Through a survey with the Centre for Addiction and Mental Health of around 600 young people across Canada about their mental health since the pandemic began, Henderson found the reasons for the deterioration are not only tied to public health measures and social isolation, but also to changes to their schooling, as well as living arrangements and financial stresses.
The findings also revealed youth with pre-existing mental and physical health conditions have been particularly impacted psychologically by the pandemic.
As the number of young people reckoning with unprecedented stress on their mental health grows, so does the reliance on easy-to-access, centralized national services like Kids Help Phone, Henderson said, explaining the spike in calls for help.
“Kids Help Phone had the advantage of having a national single number, a single brand that people understood would be where you could get help,” Henderson said.
But while Kids Help Phone offers an essential service for youth in crisis, Henderson said it’s important that youth have access to ongoing counselling and mental health services, as some may need more consistent care than one conversation with a crisis line counsellor.
It’s a worry that Simon said she shares, adding that Kids Help Phone hires librarians who search for services in the community someone is calling from in order to help connect them to local services.
“We often are a front door for young people,” she said. “They come to us because they’re feeling distressed and they don’t know what to do.”

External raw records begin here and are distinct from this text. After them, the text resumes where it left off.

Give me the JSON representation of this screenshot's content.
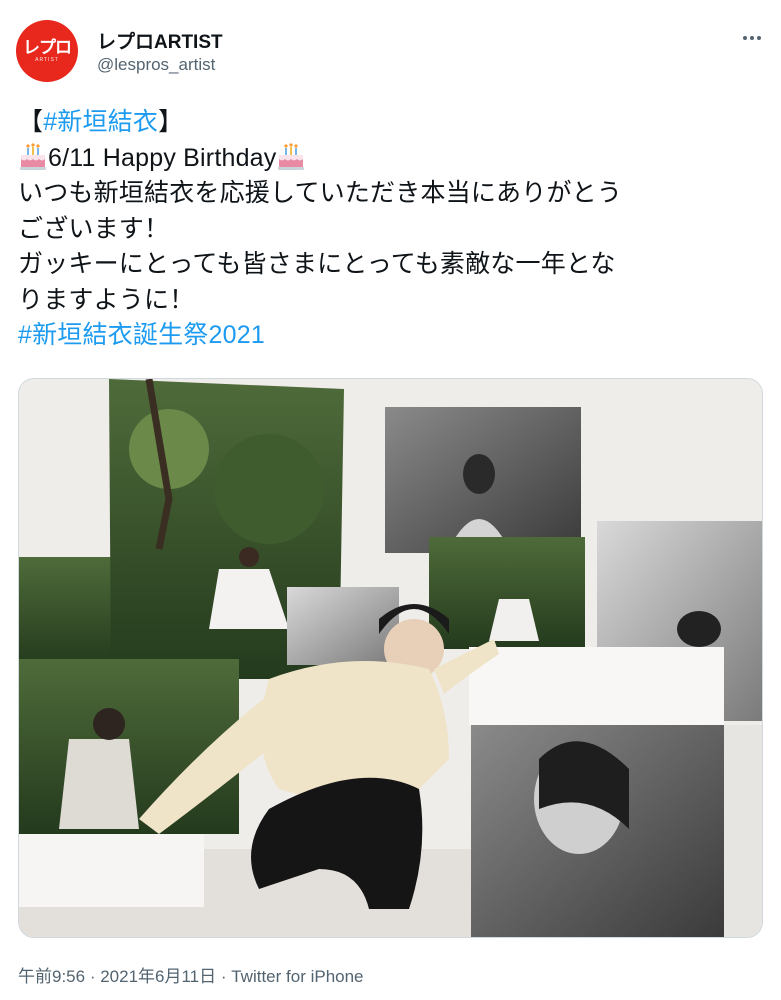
{
  "author": {
    "display_name": "レプロARTIST",
    "handle": "@lespros_artist",
    "avatar_text": "レプロ",
    "avatar_subtext": "ARTIST",
    "avatar_color": "#e8281d"
  },
  "tweet": {
    "bracket_open": "【",
    "hashtag_1": "#新垣結衣",
    "bracket_close": "】",
    "birthday_line": "6/11 Happy Birthday",
    "line_3": "いつも新垣結衣を応援していただき本当にありがとう",
    "line_4": "ございます！",
    "line_5": "ガッキーにとっても皆さまにとっても素敵な一年とな",
    "line_6": "りますように！",
    "hashtag_2": "#新垣結衣誕生祭2021",
    "emoji": "birthday-cake-icon"
  },
  "meta": {
    "time": "午前9:56",
    "separator_1": " · ",
    "date": "2021年6月11日",
    "separator_2": " · ",
    "source": "Twitter for iPhone"
  },
  "colors": {
    "link": "#1d9bf0",
    "text": "#0f1419",
    "secondary": "#536471"
  }
}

Another issue, Simon added, is that young people are facing very long waiting lists when trying to access mental health services, and many approach Kids Help Phone as they wait for longer-term help. Others reach out at odd hours, when their counsellor or other service provider may not be able to help.
“For us it is really about being that go-to place that young people know they can trust at any time,” Simon said.

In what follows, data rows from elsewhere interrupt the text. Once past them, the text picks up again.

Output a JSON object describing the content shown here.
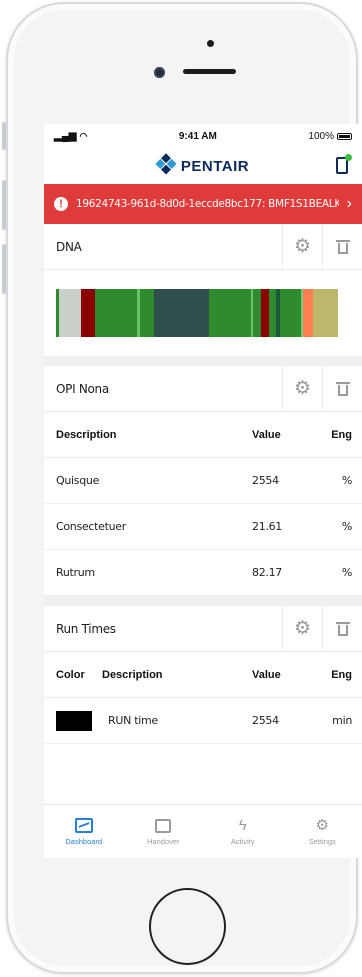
{
  "status_bar": {
    "time": "9:41 AM",
    "battery": "100%"
  },
  "header": {
    "brand": "PENTAIR"
  },
  "alert": {
    "text": "19624743-961d-8d0d-1eccde8bc177: BMF1S1BEALK",
    "icon": "exclamation-icon",
    "color": "#e03b3b"
  },
  "dna": {
    "title": "DNA",
    "segments": [
      {
        "color": "#2e8b2e",
        "pct": 1.0
      },
      {
        "color": "#c9cfc9",
        "pct": 7.5
      },
      {
        "color": "#8b0000",
        "pct": 4.6
      },
      {
        "color": "#2e8b2e",
        "pct": 14.2
      },
      {
        "color": "#66c466",
        "pct": 1.0
      },
      {
        "color": "#2e8b2e",
        "pct": 4.6
      },
      {
        "color": "#2f4f4f",
        "pct": 18.4
      },
      {
        "color": "#2e8b2e",
        "pct": 14.2
      },
      {
        "color": "#66c466",
        "pct": 0.8
      },
      {
        "color": "#2e8b2e",
        "pct": 2.5
      },
      {
        "color": "#8b0000",
        "pct": 2.8
      },
      {
        "color": "#2e8b2e",
        "pct": 2.5
      },
      {
        "color": "#1a5a3a",
        "pct": 1.2
      },
      {
        "color": "#2e8b2e",
        "pct": 7.0
      },
      {
        "color": "#7ac97a",
        "pct": 0.8
      },
      {
        "color": "#ff7f50",
        "pct": 3.2
      },
      {
        "color": "#bdb76b",
        "pct": 8.5
      }
    ]
  },
  "opi": {
    "title": "OPI Nona",
    "columns": {
      "desc": "Description",
      "value": "Value",
      "eng": "Eng"
    },
    "rows": [
      {
        "desc": "Quisque",
        "value": "2554",
        "eng": "%"
      },
      {
        "desc": "Consectetuer",
        "value": "21.61",
        "eng": "%"
      },
      {
        "desc": "Rutrum",
        "value": "82.17",
        "eng": "%"
      }
    ]
  },
  "run_times": {
    "title": "Run Times",
    "columns": {
      "color": "Color",
      "desc": "Description",
      "value": "Value",
      "eng": "Eng"
    },
    "rows": [
      {
        "color": "#000000",
        "desc": "RUN time",
        "value": "2554",
        "eng": "min"
      }
    ]
  },
  "tabs": [
    {
      "label": "Dashboard",
      "icon": "dashboard-icon",
      "active": true
    },
    {
      "label": "Handover",
      "icon": "handover-icon",
      "active": false
    },
    {
      "label": "Activity",
      "icon": "activity-icon",
      "active": false
    },
    {
      "label": "Settings",
      "icon": "settings-icon",
      "active": false
    }
  ]
}
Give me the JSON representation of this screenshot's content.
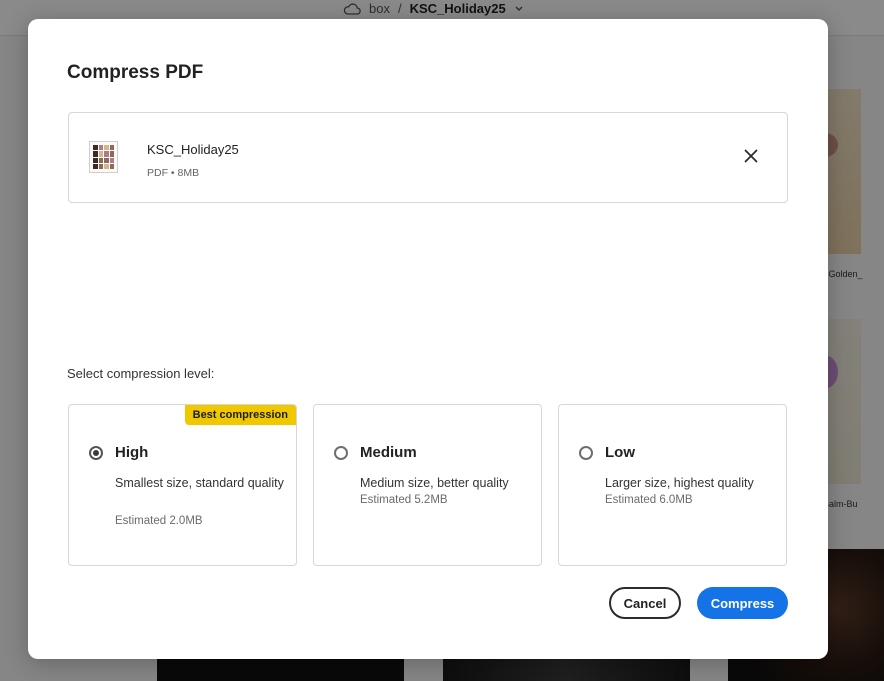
{
  "background": {
    "breadcrumb": {
      "root": "box",
      "separator": "/",
      "current": "KSC_Holiday25"
    },
    "captions": [
      "mLip-Golden_",
      "dLipBalm-Bu"
    ]
  },
  "dialog": {
    "title": "Compress PDF",
    "file": {
      "name": "KSC_Holiday25",
      "meta": "PDF • 8MB"
    },
    "section_label": "Select compression level:",
    "options": [
      {
        "title": "High",
        "description": "Smallest size, standard quality",
        "estimate": "Estimated 2.0MB",
        "badge": "Best compression",
        "selected": true
      },
      {
        "title": "Medium",
        "description": "Medium size, better quality",
        "estimate": "Estimated 5.2MB",
        "selected": false
      },
      {
        "title": "Low",
        "description": "Larger size, highest quality",
        "estimate": "Estimated 6.0MB",
        "selected": false
      }
    ],
    "buttons": {
      "cancel": "Cancel",
      "compress": "Compress"
    },
    "icons": {
      "close": "close-icon",
      "file": "pdf-thumbnail",
      "cloud": "cloud-icon",
      "chevron": "chevron-down-icon"
    }
  },
  "colors": {
    "primary": "#1473e6",
    "badge": "#f0c800",
    "overlay": "rgba(0,0,0,0.45)"
  }
}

By the Numbers
66 per cent of those reaching out to Kids Help Phone Canada-wide are between the ages of 14 and 24;
40 per cent of Canada-wide calls are due to issues with mental or emotional health;
40 per cent of Canada-wide texts are due to relationship issues, and 39 per cent are due to anxiety and stress;
In Ontario, the majority of those reaching out to Kids Help Phone are adults between the ages of 18 and 24 (38 per cent), followed by teens between the ages of 14 and 17 (28 per cent);
In Ontario, more people are texting for suicide help (20 per cent) than calling (5 per cent);
Calls for suicide are highest in the Northwest Territories (100 per cent), Newfoundland and Labrador (44 per cent), and New Brunswick (28 per cent).
If you are thinking of suicide or know someone who is, there is help. Resources are available online at crisisservicescanada.ca or you can connect to the national suicide prevention helpline at 1-833-456-4566, or the Kids Help Phone at 1-800-668-6868.